HOW TO COMPLETE THIS TASK: Print the records exactly. Miss nothing.

RECORDS TO USE:

────

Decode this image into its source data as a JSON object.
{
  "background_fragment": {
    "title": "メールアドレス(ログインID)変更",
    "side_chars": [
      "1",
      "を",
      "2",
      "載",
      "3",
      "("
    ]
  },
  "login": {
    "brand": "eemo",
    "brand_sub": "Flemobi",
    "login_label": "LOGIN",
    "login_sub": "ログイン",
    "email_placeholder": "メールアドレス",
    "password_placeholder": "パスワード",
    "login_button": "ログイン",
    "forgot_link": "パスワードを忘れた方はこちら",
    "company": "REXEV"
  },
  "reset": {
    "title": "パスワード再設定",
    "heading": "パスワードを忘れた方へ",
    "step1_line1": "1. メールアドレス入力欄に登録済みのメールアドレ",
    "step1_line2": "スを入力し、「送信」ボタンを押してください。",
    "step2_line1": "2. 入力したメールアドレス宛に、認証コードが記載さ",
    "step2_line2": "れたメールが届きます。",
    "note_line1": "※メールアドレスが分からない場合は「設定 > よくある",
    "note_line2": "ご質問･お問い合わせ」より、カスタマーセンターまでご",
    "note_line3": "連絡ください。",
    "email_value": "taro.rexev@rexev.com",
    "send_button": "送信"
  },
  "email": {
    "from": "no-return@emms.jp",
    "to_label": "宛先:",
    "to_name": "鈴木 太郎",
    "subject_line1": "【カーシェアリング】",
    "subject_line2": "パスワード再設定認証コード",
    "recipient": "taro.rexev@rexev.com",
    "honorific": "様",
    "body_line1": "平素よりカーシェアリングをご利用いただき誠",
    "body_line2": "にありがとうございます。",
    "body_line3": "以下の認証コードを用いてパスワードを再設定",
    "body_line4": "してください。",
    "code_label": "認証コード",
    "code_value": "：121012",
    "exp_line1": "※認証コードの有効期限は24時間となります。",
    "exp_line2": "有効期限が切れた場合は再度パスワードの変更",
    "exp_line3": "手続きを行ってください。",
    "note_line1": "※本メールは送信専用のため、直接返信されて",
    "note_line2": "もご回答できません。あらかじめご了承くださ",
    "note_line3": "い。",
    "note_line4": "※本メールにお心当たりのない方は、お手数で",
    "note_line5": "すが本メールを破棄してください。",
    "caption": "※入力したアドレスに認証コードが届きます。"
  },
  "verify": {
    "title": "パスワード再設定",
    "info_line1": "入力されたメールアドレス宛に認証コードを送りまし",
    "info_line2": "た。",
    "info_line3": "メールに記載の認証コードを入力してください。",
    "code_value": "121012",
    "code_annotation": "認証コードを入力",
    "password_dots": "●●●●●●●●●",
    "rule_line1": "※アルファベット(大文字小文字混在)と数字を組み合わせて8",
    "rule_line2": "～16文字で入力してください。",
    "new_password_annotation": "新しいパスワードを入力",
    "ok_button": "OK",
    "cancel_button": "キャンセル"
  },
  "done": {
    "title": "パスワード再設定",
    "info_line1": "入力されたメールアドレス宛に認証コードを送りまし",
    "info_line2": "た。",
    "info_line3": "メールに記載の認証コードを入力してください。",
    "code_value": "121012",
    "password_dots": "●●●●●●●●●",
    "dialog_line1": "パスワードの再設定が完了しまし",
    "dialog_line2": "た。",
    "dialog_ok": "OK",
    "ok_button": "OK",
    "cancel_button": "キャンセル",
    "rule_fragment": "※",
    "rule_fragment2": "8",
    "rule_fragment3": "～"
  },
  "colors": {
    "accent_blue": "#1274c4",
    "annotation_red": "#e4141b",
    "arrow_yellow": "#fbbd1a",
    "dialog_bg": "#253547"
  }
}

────

ANSWER BOX:
Decode this image into its source data as a JSON object.
{
  "background_fragment": {
    "title": "メールアドレス(ログインID)変更",
    "side_chars": [
      "1",
      "を",
      "2",
      "載",
      "3",
      "("
    ]
  },
  "login": {
    "brand": "eemo",
    "brand_sub": "Flemobi",
    "login_label": "LOGIN",
    "login_sub": "ログイン",
    "email_placeholder": "メールアドレス",
    "password_placeholder": "パスワード",
    "login_button": "ログイン",
    "forgot_link": "パスワードを忘れた方はこちら",
    "company": "REXEV"
  },
  "reset": {
    "title": "パスワード再設定",
    "heading": "パスワードを忘れた方へ",
    "step1_line1": "1. メールアドレス入力欄に登録済みのメールアドレ",
    "step1_line2": "スを入力し、「送信」ボタンを押してください。",
    "step2_line1": "2. 入力したメールアドレス宛に、認証コードが記載さ",
    "step2_line2": "れたメールが届きます。",
    "note_line1": "※メールアドレスが分からない場合は「設定 > よくある",
    "note_line2": "ご質問･お問い合わせ」より、カスタマーセンターまでご",
    "note_line3": "連絡ください。",
    "email_value": "taro.rexev@rexev.com",
    "send_button": "送信"
  },
  "email": {
    "from": "no-return@emms.jp",
    "to_label": "宛先:",
    "to_name": "鈴木 太郎",
    "subject_line1": "【カーシェアリング】",
    "subject_line2": "パスワード再設定認証コード",
    "recipient": "taro.rexev@rexev.com",
    "honorific": "様",
    "body_line1": "平素よりカーシェアリングをご利用いただき誠",
    "body_line2": "にありがとうございます。",
    "body_line3": "以下の認証コードを用いてパスワードを再設定",
    "body_line4": "してください。",
    "code_label": "認証コード",
    "code_value": "：121012",
    "exp_line1": "※認証コードの有効期限は24時間となります。",
    "exp_line2": "有効期限が切れた場合は再度パスワードの変更",
    "exp_line3": "手続きを行ってください。",
    "note_line1": "※本メールは送信専用のため、直接返信されて",
    "note_line2": "もご回答できません。あらかじめご了承くださ",
    "note_line3": "い。",
    "note_line4": "※本メールにお心当たりのない方は、お手数で",
    "note_line5": "すが本メールを破棄してください。",
    "caption": "※入力したアドレスに認証コードが届きます。"
  },
  "verify": {
    "title": "パスワード再設定",
    "info_line1": "入力されたメールアドレス宛に認証コードを送りまし",
    "info_line2": "た。",
    "info_line3": "メールに記載の認証コードを入力してください。",
    "code_value": "121012",
    "code_annotation": "認証コードを入力",
    "password_dots": "●●●●●●●●●",
    "rule_line1": "※アルファベット(大文字小文字混在)と数字を組み合わせて8",
    "rule_line2": "～16文字で入力してください。",
    "new_password_annotation": "新しいパスワードを入力",
    "ok_button": "OK",
    "cancel_button": "キャンセル"
  },
  "done": {
    "title": "パスワード再設定",
    "info_line1": "入力されたメールアドレス宛に認証コードを送りまし",
    "info_line2": "た。",
    "info_line3": "メールに記載の認証コードを入力してください。",
    "code_value": "121012",
    "password_dots": "●●●●●●●●●",
    "dialog_line1": "パスワードの再設定が完了しまし",
    "dialog_line2": "た。",
    "dialog_ok": "OK",
    "ok_button": "OK",
    "cancel_button": "キャンセル",
    "rule_fragment": "※",
    "rule_fragment2": "8",
    "rule_fragment3": "～"
  },
  "colors": {
    "accent_blue": "#1274c4",
    "annotation_red": "#e4141b",
    "arrow_yellow": "#fbbd1a",
    "dialog_bg": "#253547"
  }
}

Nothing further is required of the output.